While everyone else was asleep, I sat wrapped in a blanket, looking out at a glassy lake, mulling over how I would record the past week’s family vacation memories. Click click click … click … click click click click click … The sound of someone pressing keys on an old typewriter nudged me … That’s it! I’ll ask everyone to write down their favorite memories of the week and send them to me. I’ll combine them, then pass them along! We can add to it every year! *Boom!*
I forget until I’m with my relatives, just how funny they are. The stories – some newly told, some re-told classics; all flawlessly delivered. With each new addition comes another opportunity to share stories about the crazy family the newest member signed into.

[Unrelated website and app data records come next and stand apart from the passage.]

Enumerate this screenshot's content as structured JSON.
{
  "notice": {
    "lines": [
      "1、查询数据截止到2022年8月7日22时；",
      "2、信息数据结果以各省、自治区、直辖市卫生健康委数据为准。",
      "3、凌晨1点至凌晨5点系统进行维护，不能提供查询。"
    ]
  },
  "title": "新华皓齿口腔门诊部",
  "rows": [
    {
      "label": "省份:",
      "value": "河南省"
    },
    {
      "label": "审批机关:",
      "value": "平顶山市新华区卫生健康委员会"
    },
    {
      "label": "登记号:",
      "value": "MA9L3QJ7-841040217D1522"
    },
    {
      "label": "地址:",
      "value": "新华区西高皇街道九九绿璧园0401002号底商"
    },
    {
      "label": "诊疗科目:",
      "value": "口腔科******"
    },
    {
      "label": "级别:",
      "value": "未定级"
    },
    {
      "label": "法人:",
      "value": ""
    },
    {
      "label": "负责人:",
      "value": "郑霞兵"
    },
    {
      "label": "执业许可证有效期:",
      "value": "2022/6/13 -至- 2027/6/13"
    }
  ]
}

A few years ago, I noticed how my kids listened motionless to my dad share the story of my mom plunging completely under water at Rough River thinking it was knee-deep because it was “so clear!” She’d spent the whole day trying to keep her hair dry for dinner later that evening only to have it destroyed at the boat ramp on our way home. My dad may or may not have already known how deep it was … we’ll never know for sure. What I do know is that my kids were anxious to hear more!
These oral accounts bring to life our family’s history. It gives insight into who our parents and grandparents were before we came to know them. Often, it has surprised me with how far we’ve come as a state, and even a country; for example, listening to my granddad share how he remembered mail being delivered via a hook on a platform next to the tracks as a train’s mail car passed by.
Oral accounts, or storytelling, have been used as far back as time, within every culture, in many forms. Traditions, values, genealogy, history, tall tales, secrets, all shared through song, dance, poems, drawings, writings, and more. I’m sure that through the years, the stories became less accurate over time, but they still served to create connections to culture. In Western Africa, storytellers were called griots; in Ireland, seanchaí; in medieval British and Gaelic, a bard or minstrel; in Western Kentucky, fisherman. (Okay, that last one’s not real!) Each of their roles are integral to their societies.
We may not need to tell stories to record history today, but storytelling continues to serve a valuable purpose. As we age, storytelling creates an opportunity to reminisce, reduces stress and depression, helps to reinforce one’s value, can improve memory, and can certainly increase mood.
How can we facilitate storytelling with our loved ones? Start by asking them prompting questions like:
What was your favorite thing to do as a kid?
Any holiday traditions that you really enjoyed?
How did you meet your wife? What was the first thing you thought when you met her?
Did you play sports?
What was the most scared you’ve ever been?
Were you a daredevil?
Is there an invention made during your lifetime that you think has been the most impactful?
Did you like school?
What was the most fun you ever had with your siblings or parents?
Who were you closest to, your mom or your dad?
Ask anything you’d like to know and then listen. By listen, I mean actively. Interrupt only to encourage them to continue. You can do this by using statements like, “tell me more,” “go on …,” or by asking clarifying questions. If they seem uncomfortable talking about something, move on. Ask if you may use your phone, or another digital device to capture those stories in a recording!
Sometimes, pulling out photographs to look at together prompts spontaneous stories. If you’d like, and are able, number the photograph you’re discussing and quickly jot down the number with the story in a journal, or write it on the back of the photograph if there’s room. So often we go through family photos and have no idea who the people in them are or were – but if you review them with your loved ones, you may find precious gems hidden in the images.
If your family member isn’t much of a talker, see if they’re willing to write down their life’s story. I’m a big fan of reading stories in people’s own handwriting. The story becomes a treasure of not only what’s being told, but a document that’s alive with the personality reflected in the handwriting.
If the project seems overwhelming to you, or if your storyteller is more comfortable telling a stranger than speaking directly to you, call your senior center, or library to see if they can recommend an organization or individual that can assist. There are even phone apps, and online tools to prompt stories. They can organize, develop timelines, even produce books that can be published and distributed to family members.
For Mother’s and Father’s Day this year, my brother and I got our parents separate subscriptions to a service which sends them weekly emails asking pre-formed questions. They respond to them and send off once they’re finished. After a year, the answers are compiled in a book to be given to family members. We can have as many copies as we want produced. We can’t wait to see the results!
Remember, you’re a part of this, too. Start recording your own stories. Write down your ideas in a notebook, or in your phone, and when you have some quiet time, write them down in a journal or create voice recordings. Go back to your social media account and pull out anything you may have entered as a reminder, too. Tell the good, bad, and the ugly – be real. Your transparency and vulnerability may show your grandchildren that, while times may be hard, there’s a light at the end of the tunnel. You just never know the difference your story may make in someone else’s life. Tell it!